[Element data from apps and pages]
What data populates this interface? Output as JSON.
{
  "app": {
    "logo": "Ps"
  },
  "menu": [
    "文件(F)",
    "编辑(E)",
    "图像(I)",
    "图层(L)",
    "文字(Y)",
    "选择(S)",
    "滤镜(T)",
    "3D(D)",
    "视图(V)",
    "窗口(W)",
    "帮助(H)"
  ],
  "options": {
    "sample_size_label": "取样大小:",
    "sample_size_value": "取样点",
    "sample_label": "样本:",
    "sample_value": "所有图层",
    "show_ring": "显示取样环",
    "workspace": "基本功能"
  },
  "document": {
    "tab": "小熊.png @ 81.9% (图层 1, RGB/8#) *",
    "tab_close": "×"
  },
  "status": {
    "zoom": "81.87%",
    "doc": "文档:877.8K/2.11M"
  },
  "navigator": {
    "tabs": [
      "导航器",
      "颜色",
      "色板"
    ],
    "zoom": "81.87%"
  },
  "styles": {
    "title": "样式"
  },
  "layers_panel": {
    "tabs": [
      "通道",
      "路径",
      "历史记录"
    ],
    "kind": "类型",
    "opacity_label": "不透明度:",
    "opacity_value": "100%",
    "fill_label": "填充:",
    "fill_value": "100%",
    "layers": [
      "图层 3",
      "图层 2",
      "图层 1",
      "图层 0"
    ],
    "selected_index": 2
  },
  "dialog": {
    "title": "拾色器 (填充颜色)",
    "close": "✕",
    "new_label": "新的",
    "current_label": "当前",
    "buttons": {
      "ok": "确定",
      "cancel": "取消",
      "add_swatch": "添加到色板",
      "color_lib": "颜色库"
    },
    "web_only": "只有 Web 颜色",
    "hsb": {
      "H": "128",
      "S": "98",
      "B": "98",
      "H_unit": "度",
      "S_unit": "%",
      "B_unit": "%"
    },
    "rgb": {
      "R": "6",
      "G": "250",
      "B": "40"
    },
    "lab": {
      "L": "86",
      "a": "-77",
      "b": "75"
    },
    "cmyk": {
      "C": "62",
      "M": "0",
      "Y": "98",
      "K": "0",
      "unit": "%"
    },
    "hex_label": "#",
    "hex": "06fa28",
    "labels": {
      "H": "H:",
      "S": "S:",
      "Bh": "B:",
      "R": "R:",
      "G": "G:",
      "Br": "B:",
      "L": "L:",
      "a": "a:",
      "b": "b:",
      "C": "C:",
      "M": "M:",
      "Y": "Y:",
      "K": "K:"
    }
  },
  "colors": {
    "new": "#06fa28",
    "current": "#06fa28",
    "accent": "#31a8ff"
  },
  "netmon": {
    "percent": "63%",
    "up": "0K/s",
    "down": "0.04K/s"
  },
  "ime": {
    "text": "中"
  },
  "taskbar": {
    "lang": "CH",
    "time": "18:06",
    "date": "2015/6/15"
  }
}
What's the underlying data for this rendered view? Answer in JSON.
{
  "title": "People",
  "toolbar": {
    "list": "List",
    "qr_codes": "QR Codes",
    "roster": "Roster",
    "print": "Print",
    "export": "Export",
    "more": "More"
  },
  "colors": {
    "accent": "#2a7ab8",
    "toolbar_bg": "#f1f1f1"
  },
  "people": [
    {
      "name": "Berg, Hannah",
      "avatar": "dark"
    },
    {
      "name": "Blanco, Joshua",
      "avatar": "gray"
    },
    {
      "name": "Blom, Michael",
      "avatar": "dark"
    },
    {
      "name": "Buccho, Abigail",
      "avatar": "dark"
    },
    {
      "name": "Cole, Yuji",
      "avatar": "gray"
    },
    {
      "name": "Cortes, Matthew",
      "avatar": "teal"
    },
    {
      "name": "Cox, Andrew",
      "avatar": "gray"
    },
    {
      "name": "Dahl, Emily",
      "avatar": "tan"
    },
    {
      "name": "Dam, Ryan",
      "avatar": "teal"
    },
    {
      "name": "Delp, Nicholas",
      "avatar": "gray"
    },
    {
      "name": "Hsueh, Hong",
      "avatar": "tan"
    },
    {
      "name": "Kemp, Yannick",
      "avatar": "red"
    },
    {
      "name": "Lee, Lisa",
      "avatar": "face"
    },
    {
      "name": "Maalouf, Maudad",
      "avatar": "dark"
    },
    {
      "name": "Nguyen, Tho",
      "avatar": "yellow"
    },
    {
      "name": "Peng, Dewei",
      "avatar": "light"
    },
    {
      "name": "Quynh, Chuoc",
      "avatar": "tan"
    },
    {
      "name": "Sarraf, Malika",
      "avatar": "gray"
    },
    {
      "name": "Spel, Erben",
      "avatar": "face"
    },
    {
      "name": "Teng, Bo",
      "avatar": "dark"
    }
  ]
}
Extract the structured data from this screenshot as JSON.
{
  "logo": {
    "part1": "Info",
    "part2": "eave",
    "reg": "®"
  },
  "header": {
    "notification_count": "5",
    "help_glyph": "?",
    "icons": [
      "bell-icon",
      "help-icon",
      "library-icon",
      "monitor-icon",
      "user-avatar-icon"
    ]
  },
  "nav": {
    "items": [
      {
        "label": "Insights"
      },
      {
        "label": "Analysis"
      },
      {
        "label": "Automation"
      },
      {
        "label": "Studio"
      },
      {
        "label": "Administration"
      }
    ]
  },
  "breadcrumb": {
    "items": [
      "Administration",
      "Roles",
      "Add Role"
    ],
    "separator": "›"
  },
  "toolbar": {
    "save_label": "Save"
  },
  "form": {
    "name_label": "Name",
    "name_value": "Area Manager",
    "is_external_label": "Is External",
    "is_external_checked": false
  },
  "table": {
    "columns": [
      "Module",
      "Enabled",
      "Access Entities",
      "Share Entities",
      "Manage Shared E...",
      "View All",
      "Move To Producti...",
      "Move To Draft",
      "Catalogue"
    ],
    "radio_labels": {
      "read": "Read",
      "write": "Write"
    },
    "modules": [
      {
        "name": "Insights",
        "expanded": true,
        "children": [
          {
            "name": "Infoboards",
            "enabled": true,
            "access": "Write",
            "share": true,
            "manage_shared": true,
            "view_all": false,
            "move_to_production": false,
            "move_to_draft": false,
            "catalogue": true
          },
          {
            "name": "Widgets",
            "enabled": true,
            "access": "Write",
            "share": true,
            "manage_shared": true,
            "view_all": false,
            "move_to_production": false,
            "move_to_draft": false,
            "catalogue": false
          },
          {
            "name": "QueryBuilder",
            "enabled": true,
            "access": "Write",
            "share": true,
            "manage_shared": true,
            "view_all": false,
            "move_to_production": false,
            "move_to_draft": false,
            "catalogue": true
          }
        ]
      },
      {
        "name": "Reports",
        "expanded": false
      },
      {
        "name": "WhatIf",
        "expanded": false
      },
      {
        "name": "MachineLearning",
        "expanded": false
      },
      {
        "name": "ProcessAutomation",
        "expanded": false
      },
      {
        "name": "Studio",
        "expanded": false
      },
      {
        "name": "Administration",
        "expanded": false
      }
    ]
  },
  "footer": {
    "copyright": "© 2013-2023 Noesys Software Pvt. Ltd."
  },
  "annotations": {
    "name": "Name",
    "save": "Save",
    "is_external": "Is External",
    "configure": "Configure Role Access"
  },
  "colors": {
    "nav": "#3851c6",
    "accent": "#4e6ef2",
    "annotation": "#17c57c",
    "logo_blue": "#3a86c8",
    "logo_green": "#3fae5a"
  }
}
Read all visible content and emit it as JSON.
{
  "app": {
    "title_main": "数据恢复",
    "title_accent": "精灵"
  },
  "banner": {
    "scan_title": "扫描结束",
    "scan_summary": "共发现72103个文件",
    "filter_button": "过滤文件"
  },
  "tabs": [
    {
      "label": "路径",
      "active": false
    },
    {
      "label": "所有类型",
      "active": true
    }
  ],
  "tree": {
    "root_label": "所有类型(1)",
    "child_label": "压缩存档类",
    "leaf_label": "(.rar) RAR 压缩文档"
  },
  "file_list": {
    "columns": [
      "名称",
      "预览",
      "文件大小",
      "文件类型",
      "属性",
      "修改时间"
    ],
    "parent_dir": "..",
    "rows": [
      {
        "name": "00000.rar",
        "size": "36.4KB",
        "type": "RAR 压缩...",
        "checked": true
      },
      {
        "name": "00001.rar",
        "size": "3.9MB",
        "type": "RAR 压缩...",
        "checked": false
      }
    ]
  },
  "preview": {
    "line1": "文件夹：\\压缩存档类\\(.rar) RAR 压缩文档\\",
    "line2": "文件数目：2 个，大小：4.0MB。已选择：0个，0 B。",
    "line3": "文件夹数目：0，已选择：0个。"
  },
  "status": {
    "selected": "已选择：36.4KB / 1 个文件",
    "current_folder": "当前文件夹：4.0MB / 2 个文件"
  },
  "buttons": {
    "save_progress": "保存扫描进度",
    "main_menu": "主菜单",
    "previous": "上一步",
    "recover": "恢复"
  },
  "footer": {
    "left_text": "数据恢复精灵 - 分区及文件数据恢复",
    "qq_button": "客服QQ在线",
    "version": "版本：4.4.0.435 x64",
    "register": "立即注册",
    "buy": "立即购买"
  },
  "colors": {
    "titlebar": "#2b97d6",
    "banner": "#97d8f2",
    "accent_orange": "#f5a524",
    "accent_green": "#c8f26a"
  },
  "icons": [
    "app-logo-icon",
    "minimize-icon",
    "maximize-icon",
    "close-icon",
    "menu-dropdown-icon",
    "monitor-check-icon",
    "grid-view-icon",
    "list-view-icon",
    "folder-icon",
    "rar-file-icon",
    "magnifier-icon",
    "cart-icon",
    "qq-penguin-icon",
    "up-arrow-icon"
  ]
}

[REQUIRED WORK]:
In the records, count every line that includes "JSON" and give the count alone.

[RESULT OF THIS EXERCISE]:
4